__Exercise prompt__: Could you return every record below without changing a word?

__Information supplied__:
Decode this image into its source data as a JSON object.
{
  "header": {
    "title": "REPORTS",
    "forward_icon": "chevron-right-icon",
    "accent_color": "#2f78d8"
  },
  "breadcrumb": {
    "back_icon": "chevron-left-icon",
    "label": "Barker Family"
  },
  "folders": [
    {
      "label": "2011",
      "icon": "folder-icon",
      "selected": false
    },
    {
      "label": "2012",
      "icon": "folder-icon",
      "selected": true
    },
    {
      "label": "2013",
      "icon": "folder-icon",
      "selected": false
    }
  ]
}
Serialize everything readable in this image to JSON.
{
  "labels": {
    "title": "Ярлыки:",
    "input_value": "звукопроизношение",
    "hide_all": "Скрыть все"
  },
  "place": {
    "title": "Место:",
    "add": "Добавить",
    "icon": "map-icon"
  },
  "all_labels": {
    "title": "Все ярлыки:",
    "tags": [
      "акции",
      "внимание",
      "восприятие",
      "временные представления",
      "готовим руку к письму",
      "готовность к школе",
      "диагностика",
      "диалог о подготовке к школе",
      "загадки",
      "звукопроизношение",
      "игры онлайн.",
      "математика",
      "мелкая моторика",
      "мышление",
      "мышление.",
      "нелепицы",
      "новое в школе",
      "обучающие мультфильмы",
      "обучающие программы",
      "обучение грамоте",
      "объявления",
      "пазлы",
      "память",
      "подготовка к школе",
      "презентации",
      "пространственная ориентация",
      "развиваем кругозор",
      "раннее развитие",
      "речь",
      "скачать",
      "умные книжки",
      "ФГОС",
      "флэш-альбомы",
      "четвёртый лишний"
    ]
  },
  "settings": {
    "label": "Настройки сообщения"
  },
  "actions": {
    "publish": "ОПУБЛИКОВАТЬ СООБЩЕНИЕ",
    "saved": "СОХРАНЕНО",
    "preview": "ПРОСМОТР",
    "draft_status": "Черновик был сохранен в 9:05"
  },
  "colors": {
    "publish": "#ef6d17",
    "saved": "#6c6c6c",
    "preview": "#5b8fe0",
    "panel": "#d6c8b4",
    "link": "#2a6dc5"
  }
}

__Exercise output__:
Decode this image into its source data as a JSON object.
{
  "header": {
    "title": "REPORTS",
    "forward_icon": "chevron-right-icon",
    "accent_color": "#2f78d8"
  },
  "breadcrumb": {
    "back_icon": "chevron-left-icon",
    "label": "Barker Family"
  },
  "folders": [
    {
      "label": "2011",
      "icon": "folder-icon",
      "selected": false
    },
    {
      "label": "2012",
      "icon": "folder-icon",
      "selected": true
    },
    {
      "label": "2013",
      "icon": "folder-icon",
      "selected": false
    }
  ]
}
Serialize everything readable in this image to JSON.
{
  "labels": {
    "title": "Ярлыки:",
    "input_value": "звукопроизношение",
    "hide_all": "Скрыть все"
  },
  "place": {
    "title": "Место:",
    "add": "Добавить",
    "icon": "map-icon"
  },
  "all_labels": {
    "title": "Все ярлыки:",
    "tags": [
      "акции",
      "внимание",
      "восприятие",
      "временные представления",
      "готовим руку к письму",
      "готовность к школе",
      "диагностика",
      "диалог о подготовке к школе",
      "загадки",
      "звукопроизношение",
      "игры онлайн.",
      "математика",
      "мелкая моторика",
      "мышление",
      "мышление.",
      "нелепицы",
      "новое в школе",
      "обучающие мультфильмы",
      "обучающие программы",
      "обучение грамоте",
      "объявления",
      "пазлы",
      "память",
      "подготовка к школе",
      "презентации",
      "пространственная ориентация",
      "развиваем кругозор",
      "раннее развитие",
      "речь",
      "скачать",
      "умные книжки",
      "ФГОС",
      "флэш-альбомы",
      "четвёртый лишний"
    ]
  },
  "settings": {
    "label": "Настройки сообщения"
  },
  "actions": {
    "publish": "ОПУБЛИКОВАТЬ СООБЩЕНИЕ",
    "saved": "СОХРАНЕНО",
    "preview": "ПРОСМОТР",
    "draft_status": "Черновик был сохранен в 9:05"
  },
  "colors": {
    "publish": "#ef6d17",
    "saved": "#6c6c6c",
    "preview": "#5b8fe0",
    "panel": "#d6c8b4",
    "link": "#2a6dc5"
  }
}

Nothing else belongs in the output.